There were several other stories, but I remember these two in particular. They are powerful, moving stories that touch upon the very essence of life itself, the reason why we even choose to live: LOVE! Friends and family are the factors that make life worth living, and that's the lesson John tries so earnestly to teach on his show and books.
A very moving book, just like "One Last Time." Highly, highly recommended!
Unlike some skeptics, I don't need to see it to believe it. Usually the ones making those types of comments are also the ones preaching the Bible or that this is demonic. Funny how they also don't use their names when leaving nasty reviews. Well, these people can't see God, or the Devil, and yet they believe in them. Even the church believes some saints spoke to the departed, when the saints were alive and not yet saints. I'm not a believer in organized religion, but I do have nmy own beliefs, and I also believe there's much more out there that we don't know about - yet. At one time people believed the world was flat. We just haven't developed enough to 'prove' communicating with the departed in a scientific manner. But that doesn't mean it doesn't happen.

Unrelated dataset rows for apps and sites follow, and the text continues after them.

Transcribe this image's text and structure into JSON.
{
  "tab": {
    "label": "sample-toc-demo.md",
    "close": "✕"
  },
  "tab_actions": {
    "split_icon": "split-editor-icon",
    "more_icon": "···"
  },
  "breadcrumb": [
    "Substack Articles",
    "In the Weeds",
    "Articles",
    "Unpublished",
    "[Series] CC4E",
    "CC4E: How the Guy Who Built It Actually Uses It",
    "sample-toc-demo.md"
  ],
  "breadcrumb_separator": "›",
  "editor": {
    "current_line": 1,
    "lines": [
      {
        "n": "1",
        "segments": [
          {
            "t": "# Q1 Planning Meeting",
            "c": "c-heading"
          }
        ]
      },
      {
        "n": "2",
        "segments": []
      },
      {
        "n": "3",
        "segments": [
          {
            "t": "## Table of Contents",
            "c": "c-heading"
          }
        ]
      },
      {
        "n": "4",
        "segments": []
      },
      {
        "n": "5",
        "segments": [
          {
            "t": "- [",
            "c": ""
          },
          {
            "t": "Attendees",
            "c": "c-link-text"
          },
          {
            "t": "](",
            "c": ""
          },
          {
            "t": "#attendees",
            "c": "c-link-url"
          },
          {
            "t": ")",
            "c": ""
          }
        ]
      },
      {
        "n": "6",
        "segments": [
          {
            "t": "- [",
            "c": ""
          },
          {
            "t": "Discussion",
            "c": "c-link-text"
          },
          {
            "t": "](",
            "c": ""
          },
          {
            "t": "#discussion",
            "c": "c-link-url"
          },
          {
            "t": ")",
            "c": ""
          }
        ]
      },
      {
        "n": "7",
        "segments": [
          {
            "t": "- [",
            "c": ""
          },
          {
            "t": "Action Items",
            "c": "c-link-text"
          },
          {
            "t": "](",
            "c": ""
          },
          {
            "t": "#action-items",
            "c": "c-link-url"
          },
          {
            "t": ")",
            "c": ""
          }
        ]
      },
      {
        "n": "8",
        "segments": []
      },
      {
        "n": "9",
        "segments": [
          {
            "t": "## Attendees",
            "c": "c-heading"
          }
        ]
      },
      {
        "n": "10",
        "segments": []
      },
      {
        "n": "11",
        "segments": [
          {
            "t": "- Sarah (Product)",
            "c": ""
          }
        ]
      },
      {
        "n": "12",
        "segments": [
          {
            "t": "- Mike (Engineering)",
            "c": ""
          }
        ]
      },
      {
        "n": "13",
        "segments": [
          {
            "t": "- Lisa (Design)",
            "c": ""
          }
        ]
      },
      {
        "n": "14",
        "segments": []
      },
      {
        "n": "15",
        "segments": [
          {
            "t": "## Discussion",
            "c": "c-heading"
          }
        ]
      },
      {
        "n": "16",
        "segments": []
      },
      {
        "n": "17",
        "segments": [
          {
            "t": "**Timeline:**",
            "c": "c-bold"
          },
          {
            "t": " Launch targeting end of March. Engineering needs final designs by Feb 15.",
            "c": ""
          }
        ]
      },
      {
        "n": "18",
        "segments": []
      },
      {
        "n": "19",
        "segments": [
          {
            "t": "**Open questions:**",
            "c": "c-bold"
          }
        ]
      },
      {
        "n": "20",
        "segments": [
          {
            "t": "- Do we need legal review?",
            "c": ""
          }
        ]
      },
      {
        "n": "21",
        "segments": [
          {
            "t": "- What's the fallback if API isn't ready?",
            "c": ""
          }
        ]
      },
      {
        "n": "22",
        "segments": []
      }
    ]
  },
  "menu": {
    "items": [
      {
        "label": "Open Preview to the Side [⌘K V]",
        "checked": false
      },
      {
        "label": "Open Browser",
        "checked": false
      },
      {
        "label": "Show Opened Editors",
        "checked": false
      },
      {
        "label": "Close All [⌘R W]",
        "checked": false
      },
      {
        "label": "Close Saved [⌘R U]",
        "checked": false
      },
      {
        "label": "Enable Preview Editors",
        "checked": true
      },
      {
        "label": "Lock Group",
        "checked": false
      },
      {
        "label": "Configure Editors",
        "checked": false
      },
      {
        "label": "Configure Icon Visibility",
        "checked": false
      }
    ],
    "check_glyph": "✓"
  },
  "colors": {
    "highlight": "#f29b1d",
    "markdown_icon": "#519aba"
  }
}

Why is it so hard then to believe that John, and some others, can hear what our departed ones are saying? Possibly, they fear it for some strange reason, just as those in the middle ages feared a solar eclipse. Personally, I see John's ability as something to be grateful for, as is his willingness to continue his work, even in the face of uninformed, narrowminded abuse. I don't need scientific proof that John speaks to the departed. The proof is there every time he does a reading.
Most recent customer reviews
This book talks mainly about how Crossing Over with John Edward came to be. Although interesting, I had hoped for more afterlife experiences shared from the show and a more in... Read morePublished on May 16 2014 by Rashel Torchia
He is very interesting and this book teaches much! This was a great purchase and I would recommend to anyone.Published on April 13 2014 by Kevan Yuck
The book seems as though it was designed to follow his other books and earn some extra cash. All it really talks about is how he got famous. Read morePublished on July 29 2013 by Melinda DeNicola
This book is easy to read. Having lost a son recently, I was looking for consolation/ explanation and reassurance. Read morePublished on Aug. 10 2012 by Sabine R. Crackle
This is another book by medium John Edward that entertains the reader and will confound the skeptics. Read morePublished on March 27 2004 by James F. Anderson III
I think this book was very intresting...I didnt believe in psyhics till i read this book...The reason i didnt give the book 4 stars is because it jumped around a lot... Read morePublished on March 19 2004 by Jefferiesm2005
John is a good writer, and communicates well on this side besides the other side! What I think is lacking is a broader scope of experiences. Read morePublished on Feb. 4 2004